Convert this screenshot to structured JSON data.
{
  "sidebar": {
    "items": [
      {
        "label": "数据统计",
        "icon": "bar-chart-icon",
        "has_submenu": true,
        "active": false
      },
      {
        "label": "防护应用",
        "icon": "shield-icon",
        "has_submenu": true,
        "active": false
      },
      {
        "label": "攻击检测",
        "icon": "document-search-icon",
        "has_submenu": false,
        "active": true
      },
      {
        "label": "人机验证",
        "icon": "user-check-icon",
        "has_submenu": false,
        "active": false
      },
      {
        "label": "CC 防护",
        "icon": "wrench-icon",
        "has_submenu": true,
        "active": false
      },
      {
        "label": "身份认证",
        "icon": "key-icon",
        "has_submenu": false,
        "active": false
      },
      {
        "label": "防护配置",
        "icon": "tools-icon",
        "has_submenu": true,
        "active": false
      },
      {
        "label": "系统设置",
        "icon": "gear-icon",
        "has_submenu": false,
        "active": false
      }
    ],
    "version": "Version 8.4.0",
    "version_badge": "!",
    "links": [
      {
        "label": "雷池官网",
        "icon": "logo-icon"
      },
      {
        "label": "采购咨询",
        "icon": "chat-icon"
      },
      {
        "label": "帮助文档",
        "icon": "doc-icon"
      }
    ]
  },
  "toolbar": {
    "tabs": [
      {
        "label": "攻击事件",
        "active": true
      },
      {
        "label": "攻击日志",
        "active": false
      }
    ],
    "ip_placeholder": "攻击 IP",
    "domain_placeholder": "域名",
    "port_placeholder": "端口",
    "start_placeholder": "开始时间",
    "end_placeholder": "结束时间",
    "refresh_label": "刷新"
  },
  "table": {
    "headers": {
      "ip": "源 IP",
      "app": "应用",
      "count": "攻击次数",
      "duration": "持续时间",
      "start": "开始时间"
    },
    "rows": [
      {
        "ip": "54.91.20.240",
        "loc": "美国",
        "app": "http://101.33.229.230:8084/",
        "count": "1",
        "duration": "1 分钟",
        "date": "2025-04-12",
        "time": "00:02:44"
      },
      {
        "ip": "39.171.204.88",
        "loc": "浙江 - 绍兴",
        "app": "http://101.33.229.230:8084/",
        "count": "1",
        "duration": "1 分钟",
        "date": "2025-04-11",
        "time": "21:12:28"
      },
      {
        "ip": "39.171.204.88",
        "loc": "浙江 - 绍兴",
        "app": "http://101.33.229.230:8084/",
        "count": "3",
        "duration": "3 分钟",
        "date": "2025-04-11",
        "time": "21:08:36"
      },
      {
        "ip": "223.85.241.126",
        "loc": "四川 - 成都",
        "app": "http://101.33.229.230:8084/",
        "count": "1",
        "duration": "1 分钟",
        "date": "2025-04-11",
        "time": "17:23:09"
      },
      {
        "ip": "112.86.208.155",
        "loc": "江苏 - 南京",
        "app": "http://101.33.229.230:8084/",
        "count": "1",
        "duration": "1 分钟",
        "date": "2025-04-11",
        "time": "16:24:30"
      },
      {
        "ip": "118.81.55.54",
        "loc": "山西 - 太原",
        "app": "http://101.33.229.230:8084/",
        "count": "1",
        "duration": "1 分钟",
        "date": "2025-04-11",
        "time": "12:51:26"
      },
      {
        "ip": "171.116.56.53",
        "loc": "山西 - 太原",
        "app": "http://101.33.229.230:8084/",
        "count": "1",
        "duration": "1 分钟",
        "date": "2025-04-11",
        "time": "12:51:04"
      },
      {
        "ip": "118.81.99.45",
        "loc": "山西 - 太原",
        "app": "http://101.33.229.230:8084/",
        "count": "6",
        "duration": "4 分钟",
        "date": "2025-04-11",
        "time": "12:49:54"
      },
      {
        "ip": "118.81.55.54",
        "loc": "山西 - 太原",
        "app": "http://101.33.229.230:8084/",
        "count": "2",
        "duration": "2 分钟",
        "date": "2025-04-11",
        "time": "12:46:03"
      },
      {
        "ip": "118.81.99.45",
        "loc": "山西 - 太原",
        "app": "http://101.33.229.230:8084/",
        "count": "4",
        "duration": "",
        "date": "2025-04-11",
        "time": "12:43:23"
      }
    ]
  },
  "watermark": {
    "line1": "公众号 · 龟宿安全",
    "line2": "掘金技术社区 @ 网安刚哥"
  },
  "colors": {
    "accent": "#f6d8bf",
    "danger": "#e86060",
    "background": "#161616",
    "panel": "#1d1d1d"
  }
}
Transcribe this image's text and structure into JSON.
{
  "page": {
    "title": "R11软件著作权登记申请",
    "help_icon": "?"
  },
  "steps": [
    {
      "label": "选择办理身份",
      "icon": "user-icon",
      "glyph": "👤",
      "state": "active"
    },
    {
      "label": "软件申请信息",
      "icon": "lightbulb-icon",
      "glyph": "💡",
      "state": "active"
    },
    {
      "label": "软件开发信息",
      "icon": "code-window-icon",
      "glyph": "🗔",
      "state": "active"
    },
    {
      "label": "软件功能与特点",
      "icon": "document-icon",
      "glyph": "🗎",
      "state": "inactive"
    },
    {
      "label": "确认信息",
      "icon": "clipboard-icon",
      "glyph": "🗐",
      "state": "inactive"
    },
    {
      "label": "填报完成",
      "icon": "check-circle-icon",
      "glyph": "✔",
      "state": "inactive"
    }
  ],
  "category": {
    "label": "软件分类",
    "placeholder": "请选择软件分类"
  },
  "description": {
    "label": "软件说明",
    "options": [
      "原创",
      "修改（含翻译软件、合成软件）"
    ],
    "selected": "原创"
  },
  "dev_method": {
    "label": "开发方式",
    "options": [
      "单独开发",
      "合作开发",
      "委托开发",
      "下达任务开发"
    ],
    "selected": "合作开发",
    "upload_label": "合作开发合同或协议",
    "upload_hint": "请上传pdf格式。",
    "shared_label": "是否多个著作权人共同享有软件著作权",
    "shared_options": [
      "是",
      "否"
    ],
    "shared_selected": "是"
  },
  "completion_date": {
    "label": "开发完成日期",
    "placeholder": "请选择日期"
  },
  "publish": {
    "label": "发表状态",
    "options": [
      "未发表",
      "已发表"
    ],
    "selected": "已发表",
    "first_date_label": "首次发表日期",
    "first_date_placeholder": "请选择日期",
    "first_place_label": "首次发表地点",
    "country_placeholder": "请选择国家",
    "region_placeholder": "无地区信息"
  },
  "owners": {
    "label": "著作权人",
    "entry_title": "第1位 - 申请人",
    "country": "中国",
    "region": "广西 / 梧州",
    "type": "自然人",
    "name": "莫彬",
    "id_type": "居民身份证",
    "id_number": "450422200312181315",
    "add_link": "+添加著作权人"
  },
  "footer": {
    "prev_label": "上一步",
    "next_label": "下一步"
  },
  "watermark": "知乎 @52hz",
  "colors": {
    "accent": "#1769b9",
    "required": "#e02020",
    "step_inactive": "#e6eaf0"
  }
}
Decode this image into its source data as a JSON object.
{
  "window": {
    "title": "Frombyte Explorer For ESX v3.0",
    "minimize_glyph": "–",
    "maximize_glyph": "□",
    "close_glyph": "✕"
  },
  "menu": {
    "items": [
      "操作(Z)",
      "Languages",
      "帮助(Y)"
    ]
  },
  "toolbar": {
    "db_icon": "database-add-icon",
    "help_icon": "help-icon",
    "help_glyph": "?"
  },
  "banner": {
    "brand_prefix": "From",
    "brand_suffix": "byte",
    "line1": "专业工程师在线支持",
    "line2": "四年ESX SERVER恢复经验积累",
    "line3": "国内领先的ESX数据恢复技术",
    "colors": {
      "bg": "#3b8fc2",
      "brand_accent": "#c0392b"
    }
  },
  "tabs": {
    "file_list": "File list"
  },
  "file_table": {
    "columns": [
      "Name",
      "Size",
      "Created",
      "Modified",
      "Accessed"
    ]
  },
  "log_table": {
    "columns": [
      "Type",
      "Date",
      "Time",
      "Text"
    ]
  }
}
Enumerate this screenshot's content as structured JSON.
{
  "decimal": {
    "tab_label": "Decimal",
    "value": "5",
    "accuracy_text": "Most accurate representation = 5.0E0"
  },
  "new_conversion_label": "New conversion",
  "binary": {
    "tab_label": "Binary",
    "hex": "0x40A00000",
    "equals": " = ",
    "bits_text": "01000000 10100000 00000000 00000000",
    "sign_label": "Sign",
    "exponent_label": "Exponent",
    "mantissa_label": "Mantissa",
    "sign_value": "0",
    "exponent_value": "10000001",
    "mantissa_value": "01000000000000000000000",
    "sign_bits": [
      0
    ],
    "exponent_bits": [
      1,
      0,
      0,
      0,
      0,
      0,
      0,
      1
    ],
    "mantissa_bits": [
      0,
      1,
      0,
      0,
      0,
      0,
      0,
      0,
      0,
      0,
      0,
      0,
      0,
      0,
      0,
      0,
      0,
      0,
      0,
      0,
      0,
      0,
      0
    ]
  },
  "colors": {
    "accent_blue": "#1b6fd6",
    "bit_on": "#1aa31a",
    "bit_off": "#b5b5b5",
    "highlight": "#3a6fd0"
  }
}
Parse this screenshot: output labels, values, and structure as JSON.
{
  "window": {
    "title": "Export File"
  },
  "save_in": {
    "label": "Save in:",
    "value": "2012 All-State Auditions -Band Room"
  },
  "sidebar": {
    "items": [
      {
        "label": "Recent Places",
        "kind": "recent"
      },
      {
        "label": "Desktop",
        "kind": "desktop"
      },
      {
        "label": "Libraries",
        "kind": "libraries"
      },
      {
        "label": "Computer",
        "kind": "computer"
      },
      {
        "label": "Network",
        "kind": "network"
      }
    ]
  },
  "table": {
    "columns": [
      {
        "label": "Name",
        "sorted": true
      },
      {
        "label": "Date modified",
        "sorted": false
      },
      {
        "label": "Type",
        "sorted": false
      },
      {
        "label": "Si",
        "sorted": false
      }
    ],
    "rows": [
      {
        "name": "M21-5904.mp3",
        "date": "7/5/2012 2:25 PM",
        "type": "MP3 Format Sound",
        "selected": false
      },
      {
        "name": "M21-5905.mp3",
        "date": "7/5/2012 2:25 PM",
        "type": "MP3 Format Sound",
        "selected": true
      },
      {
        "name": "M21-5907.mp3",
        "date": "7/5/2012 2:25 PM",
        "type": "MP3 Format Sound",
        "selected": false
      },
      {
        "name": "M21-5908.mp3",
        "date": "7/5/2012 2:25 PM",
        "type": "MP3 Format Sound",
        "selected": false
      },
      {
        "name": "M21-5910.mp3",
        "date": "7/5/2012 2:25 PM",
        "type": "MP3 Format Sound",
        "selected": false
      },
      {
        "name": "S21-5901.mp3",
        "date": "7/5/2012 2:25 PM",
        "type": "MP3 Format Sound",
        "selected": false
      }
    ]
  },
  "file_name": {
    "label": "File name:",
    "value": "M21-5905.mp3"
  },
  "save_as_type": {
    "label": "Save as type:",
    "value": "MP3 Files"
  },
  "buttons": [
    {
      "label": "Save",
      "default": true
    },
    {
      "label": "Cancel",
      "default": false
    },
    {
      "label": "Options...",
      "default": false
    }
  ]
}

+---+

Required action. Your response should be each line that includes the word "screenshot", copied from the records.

Response area.
Convert this screenshot to structured JSON data.
Enumerate this screenshot's content as structured JSON.
Parse this screenshot: output labels, values, and structure as JSON.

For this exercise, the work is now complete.